SUPPLIED DATA START
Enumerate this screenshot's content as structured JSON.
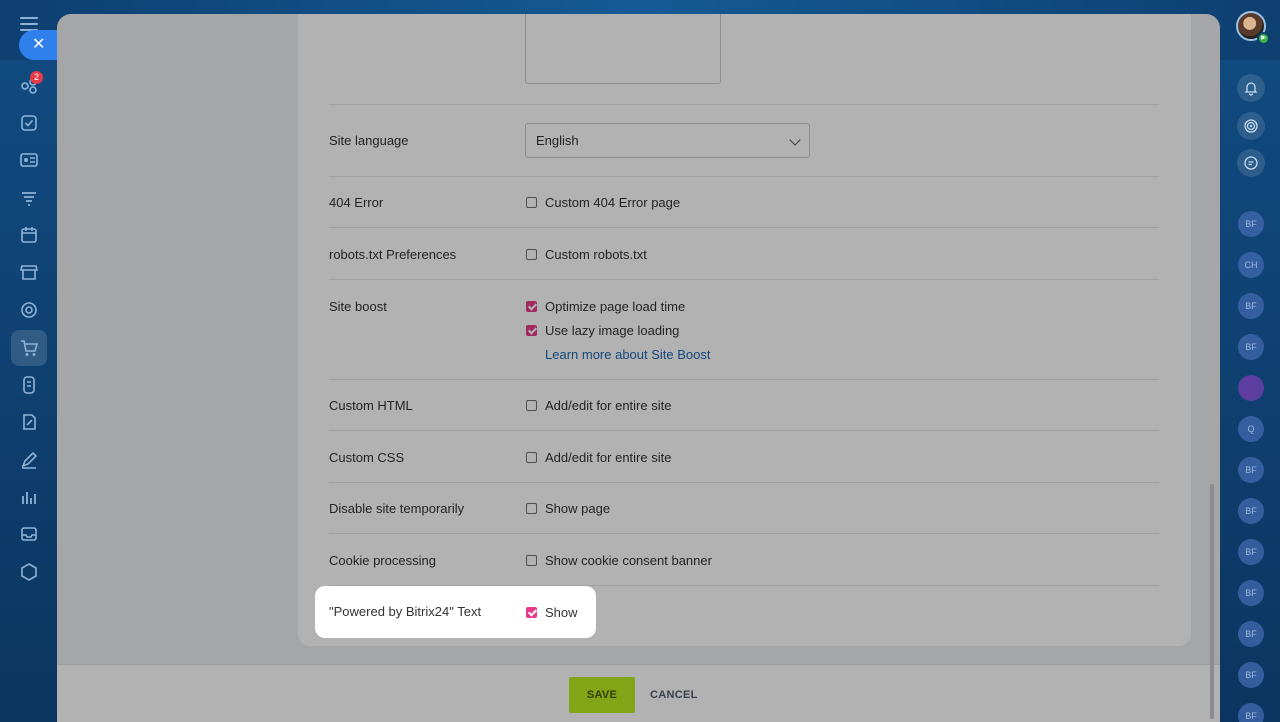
{
  "left_sidebar": {
    "badge_count": "2",
    "icons": [
      "chat-icon",
      "tasks-icon",
      "contact-center-icon",
      "crm-icon",
      "calendar-icon",
      "store-icon",
      "target-icon",
      "shopping-cart-icon",
      "documents-icon",
      "sign-icon",
      "pen-icon",
      "analytics-icon",
      "inbox-icon",
      "box-icon"
    ]
  },
  "close_button": {
    "label": "✕"
  },
  "right_sidebar": {
    "icons": [
      "bell-icon",
      "copilot-icon",
      "chat-bubble-icon"
    ],
    "avatars": [
      "BF",
      "CH",
      "BF",
      "BF",
      "",
      "Q",
      "BF",
      "BF",
      "BF",
      "BF",
      "BF",
      "BF",
      "BF"
    ]
  },
  "settings": {
    "site_language": {
      "label": "Site language",
      "value": "English"
    },
    "error_404": {
      "label": "404 Error",
      "option": "Custom 404 Error page",
      "checked": false
    },
    "robots": {
      "label": "robots.txt Preferences",
      "option": "Custom robots.txt",
      "checked": false
    },
    "site_boost": {
      "label": "Site boost",
      "options": [
        {
          "label": "Optimize page load time",
          "checked": true
        },
        {
          "label": "Use lazy image loading",
          "checked": true
        }
      ],
      "link": "Learn more about Site Boost"
    },
    "custom_html": {
      "label": "Custom HTML",
      "option": "Add/edit for entire site",
      "checked": false
    },
    "custom_css": {
      "label": "Custom CSS",
      "option": "Add/edit for entire site",
      "checked": false
    },
    "disable_site": {
      "label": "Disable site temporarily",
      "option": "Show page",
      "checked": false
    },
    "cookie": {
      "label": "Cookie processing",
      "option": "Show cookie consent banner",
      "checked": false
    },
    "powered_by": {
      "label": "\"Powered by Bitrix24\" Text",
      "option": "Show",
      "checked": true
    }
  },
  "footer": {
    "save_label": "SAVE",
    "cancel_label": "CANCEL"
  },
  "colors": {
    "accent_check": "#e93b8a",
    "save_button": "#bbed21",
    "link": "#2067b0"
  }
}
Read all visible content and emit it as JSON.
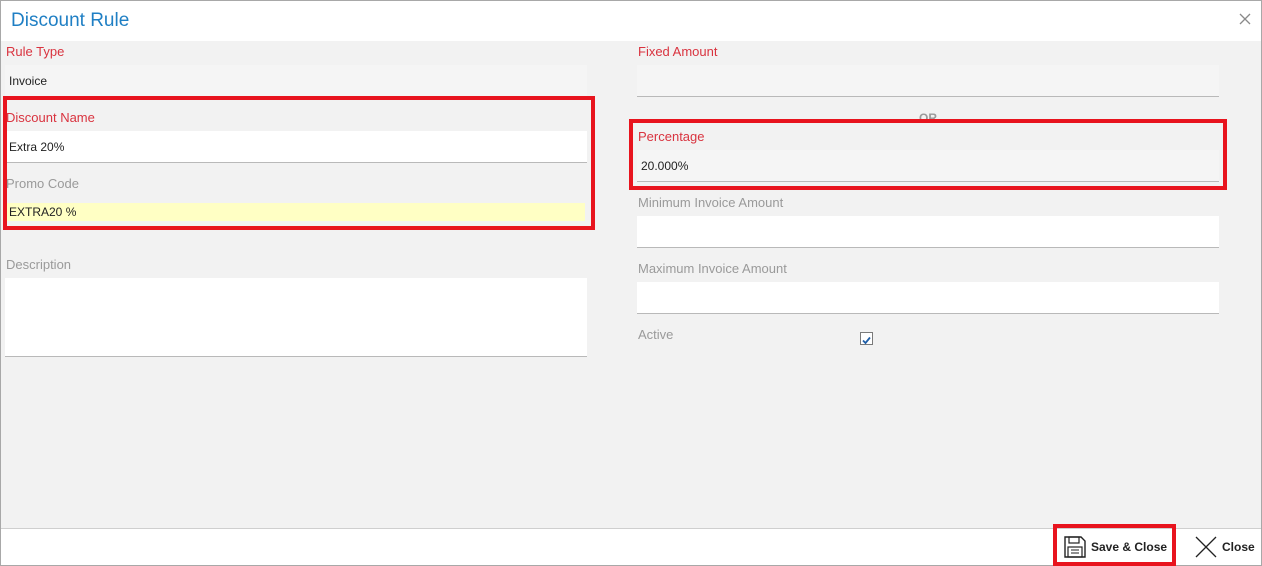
{
  "dialog": {
    "title": "Discount Rule"
  },
  "left": {
    "rule_type": {
      "label": "Rule Type",
      "value": "Invoice"
    },
    "discount_name": {
      "label": "Discount Name",
      "value": "Extra 20%"
    },
    "promo_code": {
      "label": "Promo Code",
      "value": "EXTRA20 %"
    },
    "description": {
      "label": "Description",
      "value": ""
    }
  },
  "right": {
    "fixed_amount": {
      "label": "Fixed Amount",
      "value": ""
    },
    "or_text": "OR",
    "percentage": {
      "label": "Percentage",
      "value": "20.000%"
    },
    "min_invoice": {
      "label": "Minimum Invoice Amount",
      "value": ""
    },
    "max_invoice": {
      "label": "Maximum Invoice Amount",
      "value": ""
    },
    "active": {
      "label": "Active",
      "checked": true
    }
  },
  "footer": {
    "save_label": "Save & Close",
    "close_label": "Close"
  },
  "colors": {
    "accent": "#1f7fc4",
    "required": "#d9333f",
    "highlight": "#e8141e",
    "promo_bg": "#ffffc4"
  }
}
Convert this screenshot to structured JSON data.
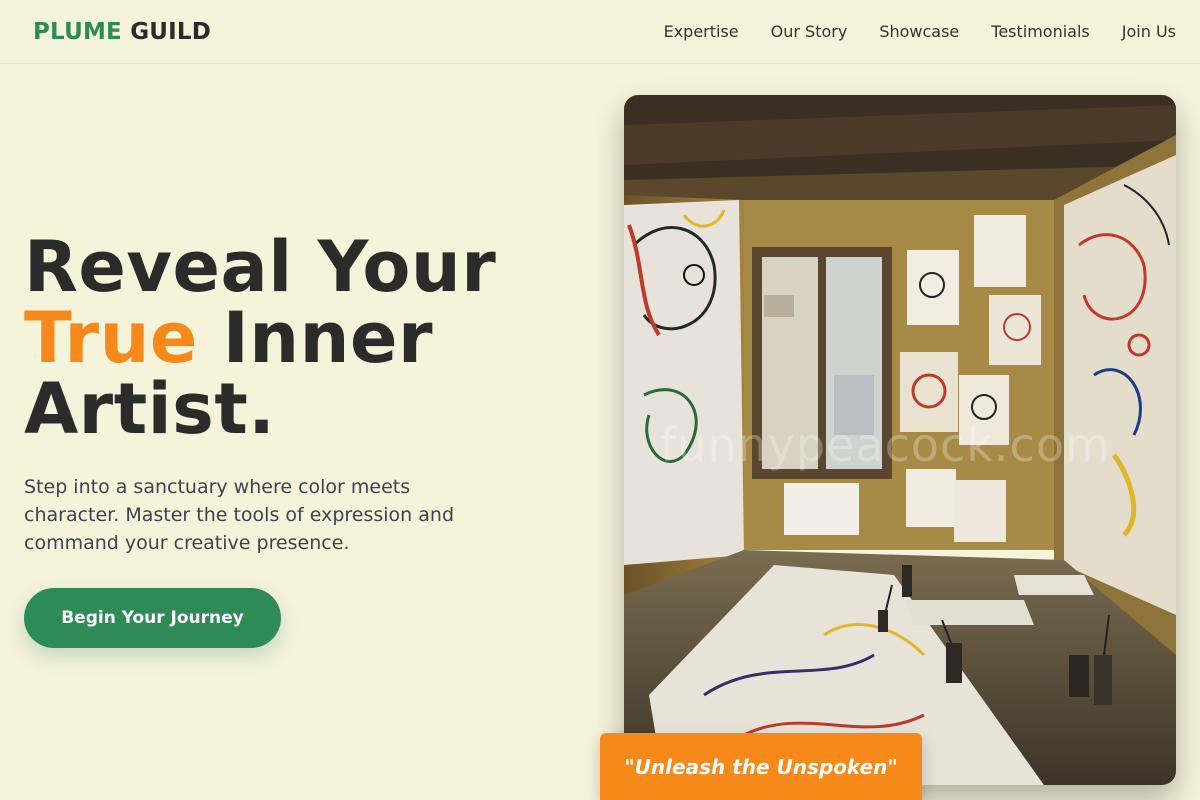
{
  "header": {
    "logo_part1": "PLUME",
    "logo_part2": "GUILD",
    "nav": [
      "Expertise",
      "Our Story",
      "Showcase",
      "Testimonials",
      "Join Us"
    ]
  },
  "hero": {
    "headline_line1": "Reveal Your",
    "headline_accent": "True",
    "headline_line2_rest": " Inner",
    "headline_line3": "Artist.",
    "subtitle": "Step into a sanctuary where color meets character. Master the tools of expression and command your creative presence.",
    "cta_label": "Begin Your Journey"
  },
  "image": {
    "watermark": "funnypeacock.com",
    "icon": "art-studio-photo"
  },
  "badge": {
    "text": "\"Unleash the Unspoken\""
  },
  "colors": {
    "background": "#f5f3da",
    "brand_green": "#2e8b57",
    "accent_orange": "#f7891a",
    "text_dark": "#2b2b2b"
  }
}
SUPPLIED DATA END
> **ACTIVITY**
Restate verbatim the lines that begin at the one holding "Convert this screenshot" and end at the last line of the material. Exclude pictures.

> **RESPONSE BELOW**
Convert this screenshot to structured JSON data.
{
  "header": {
    "logo_part1": "PLUME",
    "logo_part2": "GUILD",
    "nav": [
      "Expertise",
      "Our Story",
      "Showcase",
      "Testimonials",
      "Join Us"
    ]
  },
  "hero": {
    "headline_line1": "Reveal Your",
    "headline_accent": "True",
    "headline_line2_rest": " Inner",
    "headline_line3": "Artist.",
    "subtitle": "Step into a sanctuary where color meets character. Master the tools of expression and command your creative presence.",
    "cta_label": "Begin Your Journey"
  },
  "image": {
    "watermark": "funnypeacock.com",
    "icon": "art-studio-photo"
  },
  "badge": {
    "text": "\"Unleash the Unspoken\""
  },
  "colors": {
    "background": "#f5f3da",
    "brand_green": "#2e8b57",
    "accent_orange": "#f7891a",
    "text_dark": "#2b2b2b"
  }
}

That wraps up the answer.